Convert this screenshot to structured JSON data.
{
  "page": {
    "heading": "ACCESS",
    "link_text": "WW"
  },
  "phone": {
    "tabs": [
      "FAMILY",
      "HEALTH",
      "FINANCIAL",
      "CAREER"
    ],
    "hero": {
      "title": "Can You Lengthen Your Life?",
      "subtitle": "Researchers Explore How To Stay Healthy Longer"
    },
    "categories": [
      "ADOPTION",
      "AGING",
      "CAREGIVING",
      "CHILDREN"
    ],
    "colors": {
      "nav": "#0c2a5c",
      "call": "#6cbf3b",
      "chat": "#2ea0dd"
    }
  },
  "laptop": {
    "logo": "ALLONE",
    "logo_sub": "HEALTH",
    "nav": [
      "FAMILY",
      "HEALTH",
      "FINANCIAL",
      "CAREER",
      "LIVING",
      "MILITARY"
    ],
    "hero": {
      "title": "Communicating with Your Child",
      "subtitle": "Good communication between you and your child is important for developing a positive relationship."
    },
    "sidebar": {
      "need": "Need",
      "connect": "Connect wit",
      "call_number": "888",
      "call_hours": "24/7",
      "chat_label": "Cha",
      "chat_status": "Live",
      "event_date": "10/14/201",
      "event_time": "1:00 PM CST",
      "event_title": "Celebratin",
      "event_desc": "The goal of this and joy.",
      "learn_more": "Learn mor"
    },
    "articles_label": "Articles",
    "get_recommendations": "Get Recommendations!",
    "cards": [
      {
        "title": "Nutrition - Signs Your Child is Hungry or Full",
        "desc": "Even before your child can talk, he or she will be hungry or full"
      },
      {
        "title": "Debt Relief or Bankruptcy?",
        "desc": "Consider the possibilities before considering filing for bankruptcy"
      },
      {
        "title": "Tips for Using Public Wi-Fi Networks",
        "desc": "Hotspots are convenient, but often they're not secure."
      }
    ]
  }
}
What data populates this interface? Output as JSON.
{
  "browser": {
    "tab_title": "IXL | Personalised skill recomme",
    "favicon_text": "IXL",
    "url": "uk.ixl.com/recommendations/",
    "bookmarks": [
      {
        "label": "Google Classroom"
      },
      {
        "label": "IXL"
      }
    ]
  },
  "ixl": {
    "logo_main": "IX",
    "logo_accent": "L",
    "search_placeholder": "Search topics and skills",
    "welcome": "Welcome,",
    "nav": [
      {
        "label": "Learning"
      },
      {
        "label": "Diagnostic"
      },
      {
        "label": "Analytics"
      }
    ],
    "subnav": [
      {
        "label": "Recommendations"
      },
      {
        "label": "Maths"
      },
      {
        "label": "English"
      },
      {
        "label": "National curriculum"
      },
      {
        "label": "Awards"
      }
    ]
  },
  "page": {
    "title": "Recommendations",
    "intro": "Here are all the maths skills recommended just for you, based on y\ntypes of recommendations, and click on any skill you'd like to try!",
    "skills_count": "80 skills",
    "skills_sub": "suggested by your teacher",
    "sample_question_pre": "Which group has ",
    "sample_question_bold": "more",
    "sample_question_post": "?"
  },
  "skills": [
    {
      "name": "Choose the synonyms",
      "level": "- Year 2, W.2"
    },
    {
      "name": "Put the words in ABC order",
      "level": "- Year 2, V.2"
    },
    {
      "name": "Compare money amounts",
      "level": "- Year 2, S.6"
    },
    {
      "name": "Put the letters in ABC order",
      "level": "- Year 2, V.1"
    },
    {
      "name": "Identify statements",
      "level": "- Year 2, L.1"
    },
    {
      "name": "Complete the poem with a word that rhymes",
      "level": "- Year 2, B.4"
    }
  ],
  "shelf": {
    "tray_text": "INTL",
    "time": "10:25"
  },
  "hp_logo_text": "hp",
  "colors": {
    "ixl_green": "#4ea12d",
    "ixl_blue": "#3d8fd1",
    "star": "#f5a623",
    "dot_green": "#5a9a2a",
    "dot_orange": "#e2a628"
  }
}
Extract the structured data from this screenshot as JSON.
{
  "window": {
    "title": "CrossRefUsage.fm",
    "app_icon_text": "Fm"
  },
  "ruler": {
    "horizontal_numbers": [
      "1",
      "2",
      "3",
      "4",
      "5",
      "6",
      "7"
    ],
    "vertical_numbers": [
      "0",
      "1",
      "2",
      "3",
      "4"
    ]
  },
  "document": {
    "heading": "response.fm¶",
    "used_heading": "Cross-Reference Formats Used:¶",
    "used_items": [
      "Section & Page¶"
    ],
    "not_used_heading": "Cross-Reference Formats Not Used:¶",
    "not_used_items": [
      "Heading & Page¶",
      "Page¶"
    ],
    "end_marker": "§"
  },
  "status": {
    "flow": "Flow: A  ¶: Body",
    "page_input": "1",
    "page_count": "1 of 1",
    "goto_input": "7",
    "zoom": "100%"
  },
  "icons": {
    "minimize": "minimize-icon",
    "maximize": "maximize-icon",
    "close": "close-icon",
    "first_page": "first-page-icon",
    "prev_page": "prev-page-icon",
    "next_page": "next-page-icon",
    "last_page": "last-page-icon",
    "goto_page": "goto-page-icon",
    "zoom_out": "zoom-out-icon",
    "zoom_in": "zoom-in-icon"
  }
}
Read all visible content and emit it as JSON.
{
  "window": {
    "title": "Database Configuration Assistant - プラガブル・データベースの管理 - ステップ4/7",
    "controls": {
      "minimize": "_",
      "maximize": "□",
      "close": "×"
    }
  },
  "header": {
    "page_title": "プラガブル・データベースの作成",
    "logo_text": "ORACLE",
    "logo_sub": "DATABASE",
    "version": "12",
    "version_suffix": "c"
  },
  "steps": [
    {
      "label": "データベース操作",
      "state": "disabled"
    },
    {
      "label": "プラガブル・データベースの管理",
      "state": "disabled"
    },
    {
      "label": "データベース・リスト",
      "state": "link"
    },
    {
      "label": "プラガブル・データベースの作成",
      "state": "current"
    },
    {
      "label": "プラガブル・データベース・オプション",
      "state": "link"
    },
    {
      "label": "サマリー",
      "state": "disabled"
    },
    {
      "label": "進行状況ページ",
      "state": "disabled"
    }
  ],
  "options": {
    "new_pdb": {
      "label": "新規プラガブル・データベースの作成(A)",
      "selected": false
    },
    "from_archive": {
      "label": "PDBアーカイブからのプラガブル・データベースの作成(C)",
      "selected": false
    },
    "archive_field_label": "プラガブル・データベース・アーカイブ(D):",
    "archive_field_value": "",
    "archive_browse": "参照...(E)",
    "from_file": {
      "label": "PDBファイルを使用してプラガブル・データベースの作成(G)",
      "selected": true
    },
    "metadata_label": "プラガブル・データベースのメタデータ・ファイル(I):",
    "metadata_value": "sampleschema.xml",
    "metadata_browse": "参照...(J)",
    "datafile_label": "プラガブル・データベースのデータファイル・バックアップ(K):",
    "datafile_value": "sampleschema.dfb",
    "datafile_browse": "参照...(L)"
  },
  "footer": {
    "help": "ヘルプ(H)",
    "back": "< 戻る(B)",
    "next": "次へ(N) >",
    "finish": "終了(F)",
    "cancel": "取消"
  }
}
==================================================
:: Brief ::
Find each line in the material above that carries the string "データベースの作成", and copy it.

:: Problem solution ::
    "page_title": "プラガブル・データベースの作成",
      "label": "プラガブル・データベースの作成",
      "label": "新規プラガブル・データベースの作成(A)",
      "label": "PDBアーカイブからのプラガブル・データベースの作成(C)",
      "label": "PDBファイルを使用してプラガブル・データベースの作成(G)",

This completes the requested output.